◆ **Your goal**
Return all lines of the records that contain the word "Special".

Dataset rows for apps and sites
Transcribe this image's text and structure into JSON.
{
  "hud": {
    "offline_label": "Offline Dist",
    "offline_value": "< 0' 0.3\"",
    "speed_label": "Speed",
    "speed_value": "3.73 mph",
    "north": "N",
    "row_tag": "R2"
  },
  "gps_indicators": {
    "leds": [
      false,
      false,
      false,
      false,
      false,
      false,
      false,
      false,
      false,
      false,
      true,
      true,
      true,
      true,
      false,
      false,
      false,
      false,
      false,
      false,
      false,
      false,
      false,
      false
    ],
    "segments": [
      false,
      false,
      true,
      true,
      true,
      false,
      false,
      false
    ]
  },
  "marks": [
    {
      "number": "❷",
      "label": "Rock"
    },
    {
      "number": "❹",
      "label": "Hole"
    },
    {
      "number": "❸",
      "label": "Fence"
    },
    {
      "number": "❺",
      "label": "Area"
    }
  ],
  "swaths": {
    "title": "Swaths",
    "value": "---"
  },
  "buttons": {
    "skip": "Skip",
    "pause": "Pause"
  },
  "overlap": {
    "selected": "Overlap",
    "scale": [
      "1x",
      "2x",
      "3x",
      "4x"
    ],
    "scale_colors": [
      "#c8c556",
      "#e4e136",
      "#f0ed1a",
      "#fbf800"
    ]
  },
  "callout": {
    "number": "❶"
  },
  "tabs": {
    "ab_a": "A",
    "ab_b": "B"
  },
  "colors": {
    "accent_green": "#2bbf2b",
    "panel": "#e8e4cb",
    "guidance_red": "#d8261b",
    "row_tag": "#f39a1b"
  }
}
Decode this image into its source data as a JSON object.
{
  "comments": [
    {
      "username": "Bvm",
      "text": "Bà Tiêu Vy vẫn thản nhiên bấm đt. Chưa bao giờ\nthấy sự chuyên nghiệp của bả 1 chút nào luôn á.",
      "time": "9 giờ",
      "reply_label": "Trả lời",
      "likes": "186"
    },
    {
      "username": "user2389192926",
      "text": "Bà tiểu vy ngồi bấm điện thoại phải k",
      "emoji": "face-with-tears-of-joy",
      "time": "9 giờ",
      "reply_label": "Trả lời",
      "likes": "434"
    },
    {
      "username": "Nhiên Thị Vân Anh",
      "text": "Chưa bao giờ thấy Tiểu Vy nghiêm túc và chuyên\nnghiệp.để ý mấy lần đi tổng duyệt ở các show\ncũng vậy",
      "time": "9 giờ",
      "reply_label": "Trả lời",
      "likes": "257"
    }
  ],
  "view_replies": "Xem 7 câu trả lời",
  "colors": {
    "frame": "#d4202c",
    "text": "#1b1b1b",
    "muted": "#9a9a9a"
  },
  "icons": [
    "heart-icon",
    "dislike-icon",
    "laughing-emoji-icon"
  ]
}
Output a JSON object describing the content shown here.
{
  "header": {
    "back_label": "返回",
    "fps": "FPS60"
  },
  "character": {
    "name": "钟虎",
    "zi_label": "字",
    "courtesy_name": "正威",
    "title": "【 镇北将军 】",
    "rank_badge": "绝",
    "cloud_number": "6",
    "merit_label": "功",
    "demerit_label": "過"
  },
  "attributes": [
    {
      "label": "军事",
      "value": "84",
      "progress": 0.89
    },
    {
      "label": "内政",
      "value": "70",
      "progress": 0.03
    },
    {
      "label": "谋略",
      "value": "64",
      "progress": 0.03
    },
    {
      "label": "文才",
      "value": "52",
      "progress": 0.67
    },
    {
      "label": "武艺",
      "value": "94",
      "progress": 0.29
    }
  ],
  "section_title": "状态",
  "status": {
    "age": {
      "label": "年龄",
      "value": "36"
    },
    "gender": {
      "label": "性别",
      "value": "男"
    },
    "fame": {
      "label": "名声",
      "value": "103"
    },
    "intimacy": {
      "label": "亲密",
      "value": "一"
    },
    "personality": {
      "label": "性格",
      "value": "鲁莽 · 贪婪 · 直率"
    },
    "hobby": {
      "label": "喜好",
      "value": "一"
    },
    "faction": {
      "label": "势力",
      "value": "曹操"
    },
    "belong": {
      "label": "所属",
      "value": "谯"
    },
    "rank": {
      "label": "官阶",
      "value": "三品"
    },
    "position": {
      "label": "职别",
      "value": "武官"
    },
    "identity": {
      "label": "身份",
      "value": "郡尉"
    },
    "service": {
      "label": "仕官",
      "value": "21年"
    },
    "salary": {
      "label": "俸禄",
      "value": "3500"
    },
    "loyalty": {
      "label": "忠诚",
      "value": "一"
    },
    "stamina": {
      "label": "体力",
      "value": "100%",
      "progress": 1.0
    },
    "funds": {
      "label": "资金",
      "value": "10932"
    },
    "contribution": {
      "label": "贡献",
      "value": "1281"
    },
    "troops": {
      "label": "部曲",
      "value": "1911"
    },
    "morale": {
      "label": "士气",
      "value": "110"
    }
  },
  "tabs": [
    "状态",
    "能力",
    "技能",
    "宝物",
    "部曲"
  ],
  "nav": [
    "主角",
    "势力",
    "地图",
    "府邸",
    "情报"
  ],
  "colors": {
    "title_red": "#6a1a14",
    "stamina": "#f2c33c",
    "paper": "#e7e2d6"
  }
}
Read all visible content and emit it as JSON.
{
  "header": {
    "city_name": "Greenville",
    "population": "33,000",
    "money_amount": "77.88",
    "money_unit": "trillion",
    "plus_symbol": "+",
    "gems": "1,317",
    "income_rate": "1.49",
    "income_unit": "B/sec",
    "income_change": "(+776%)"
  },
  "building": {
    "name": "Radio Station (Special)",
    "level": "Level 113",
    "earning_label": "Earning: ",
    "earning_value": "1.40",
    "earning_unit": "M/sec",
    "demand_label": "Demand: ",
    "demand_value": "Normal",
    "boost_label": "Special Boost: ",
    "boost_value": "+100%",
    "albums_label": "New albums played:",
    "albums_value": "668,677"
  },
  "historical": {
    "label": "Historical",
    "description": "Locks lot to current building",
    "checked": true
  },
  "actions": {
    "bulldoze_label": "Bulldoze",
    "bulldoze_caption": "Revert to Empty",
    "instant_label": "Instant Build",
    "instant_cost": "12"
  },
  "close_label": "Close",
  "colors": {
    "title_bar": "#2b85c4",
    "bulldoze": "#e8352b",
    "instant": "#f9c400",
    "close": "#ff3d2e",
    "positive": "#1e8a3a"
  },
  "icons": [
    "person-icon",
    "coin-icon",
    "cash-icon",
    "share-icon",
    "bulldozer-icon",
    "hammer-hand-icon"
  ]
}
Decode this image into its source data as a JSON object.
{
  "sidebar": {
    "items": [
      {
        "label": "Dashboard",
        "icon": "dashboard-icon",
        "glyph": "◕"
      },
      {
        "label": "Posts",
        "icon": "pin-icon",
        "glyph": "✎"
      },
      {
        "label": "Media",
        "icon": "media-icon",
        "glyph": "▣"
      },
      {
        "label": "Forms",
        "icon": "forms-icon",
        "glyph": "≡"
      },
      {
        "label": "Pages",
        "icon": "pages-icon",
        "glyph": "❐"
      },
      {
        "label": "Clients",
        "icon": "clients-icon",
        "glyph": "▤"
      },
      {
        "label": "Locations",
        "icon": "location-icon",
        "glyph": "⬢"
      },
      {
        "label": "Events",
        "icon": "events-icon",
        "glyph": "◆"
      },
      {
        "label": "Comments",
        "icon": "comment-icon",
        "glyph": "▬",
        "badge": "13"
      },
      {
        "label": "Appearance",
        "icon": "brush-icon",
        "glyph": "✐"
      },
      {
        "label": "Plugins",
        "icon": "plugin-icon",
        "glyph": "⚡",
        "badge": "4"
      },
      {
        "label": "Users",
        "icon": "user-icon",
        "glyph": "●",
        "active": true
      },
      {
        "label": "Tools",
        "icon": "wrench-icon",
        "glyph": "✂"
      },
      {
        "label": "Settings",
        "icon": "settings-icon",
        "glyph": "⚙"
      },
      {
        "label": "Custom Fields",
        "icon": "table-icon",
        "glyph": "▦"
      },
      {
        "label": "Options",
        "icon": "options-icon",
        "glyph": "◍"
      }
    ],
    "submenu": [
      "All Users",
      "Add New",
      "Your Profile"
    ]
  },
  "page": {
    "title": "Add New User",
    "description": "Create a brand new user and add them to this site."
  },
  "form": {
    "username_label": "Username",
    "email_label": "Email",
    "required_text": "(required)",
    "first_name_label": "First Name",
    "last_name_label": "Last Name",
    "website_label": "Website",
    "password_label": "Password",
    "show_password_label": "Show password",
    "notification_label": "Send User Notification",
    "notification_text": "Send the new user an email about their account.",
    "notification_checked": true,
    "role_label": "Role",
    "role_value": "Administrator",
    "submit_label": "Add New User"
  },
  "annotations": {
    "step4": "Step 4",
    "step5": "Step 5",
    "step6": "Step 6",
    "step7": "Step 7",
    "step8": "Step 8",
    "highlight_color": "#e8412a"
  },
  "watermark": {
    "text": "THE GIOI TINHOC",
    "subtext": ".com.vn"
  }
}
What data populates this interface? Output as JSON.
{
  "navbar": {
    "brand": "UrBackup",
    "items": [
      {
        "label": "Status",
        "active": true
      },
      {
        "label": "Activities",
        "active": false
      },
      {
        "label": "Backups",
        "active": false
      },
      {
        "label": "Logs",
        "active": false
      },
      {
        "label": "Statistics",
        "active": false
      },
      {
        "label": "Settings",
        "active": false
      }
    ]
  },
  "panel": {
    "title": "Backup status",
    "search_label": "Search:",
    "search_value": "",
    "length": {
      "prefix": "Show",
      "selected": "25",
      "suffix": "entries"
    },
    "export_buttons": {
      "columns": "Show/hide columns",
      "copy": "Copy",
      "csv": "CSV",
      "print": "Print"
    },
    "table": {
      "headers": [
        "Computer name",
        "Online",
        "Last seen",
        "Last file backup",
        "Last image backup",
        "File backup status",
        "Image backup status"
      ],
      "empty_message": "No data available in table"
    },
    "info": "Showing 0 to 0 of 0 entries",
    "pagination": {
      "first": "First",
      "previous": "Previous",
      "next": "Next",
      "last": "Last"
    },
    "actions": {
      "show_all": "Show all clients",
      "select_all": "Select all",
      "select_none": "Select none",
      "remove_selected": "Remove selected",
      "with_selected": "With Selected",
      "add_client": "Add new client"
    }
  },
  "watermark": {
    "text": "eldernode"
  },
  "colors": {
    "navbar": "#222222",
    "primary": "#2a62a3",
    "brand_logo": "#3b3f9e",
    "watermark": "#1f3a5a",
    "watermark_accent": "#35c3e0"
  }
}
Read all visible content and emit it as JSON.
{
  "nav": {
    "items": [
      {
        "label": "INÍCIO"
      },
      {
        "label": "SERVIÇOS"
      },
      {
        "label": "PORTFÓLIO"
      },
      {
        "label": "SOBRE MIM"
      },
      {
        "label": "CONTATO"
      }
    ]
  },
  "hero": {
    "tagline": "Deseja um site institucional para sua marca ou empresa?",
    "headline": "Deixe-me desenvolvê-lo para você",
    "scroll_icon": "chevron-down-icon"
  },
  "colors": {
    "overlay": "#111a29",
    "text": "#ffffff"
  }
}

◆ **Answer space**
    "name": "Radio Station (Special)",
    "boost_label": "Special Boost: ",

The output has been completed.